▶ [Activity] For every line in the entries that contains "цене", show the whole line.

▶ [Entries shown]
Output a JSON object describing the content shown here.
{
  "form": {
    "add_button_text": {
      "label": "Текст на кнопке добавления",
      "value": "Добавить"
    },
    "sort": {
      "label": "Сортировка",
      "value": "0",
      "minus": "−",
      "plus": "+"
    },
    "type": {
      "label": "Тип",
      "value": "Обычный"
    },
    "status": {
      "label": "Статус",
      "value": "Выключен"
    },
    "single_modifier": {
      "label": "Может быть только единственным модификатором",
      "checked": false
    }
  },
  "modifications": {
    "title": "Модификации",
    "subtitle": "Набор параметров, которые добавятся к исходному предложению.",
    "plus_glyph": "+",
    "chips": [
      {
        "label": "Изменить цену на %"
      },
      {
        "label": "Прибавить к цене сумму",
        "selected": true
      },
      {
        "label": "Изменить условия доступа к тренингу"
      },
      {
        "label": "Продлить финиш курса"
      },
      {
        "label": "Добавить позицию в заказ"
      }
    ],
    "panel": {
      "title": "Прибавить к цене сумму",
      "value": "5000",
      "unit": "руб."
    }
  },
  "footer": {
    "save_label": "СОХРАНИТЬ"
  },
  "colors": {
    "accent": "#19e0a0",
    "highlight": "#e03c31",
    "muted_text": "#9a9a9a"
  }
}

▶ [The answer]
        "label": "Прибавить к цене сумму",
      "title": "Прибавить к цене сумму",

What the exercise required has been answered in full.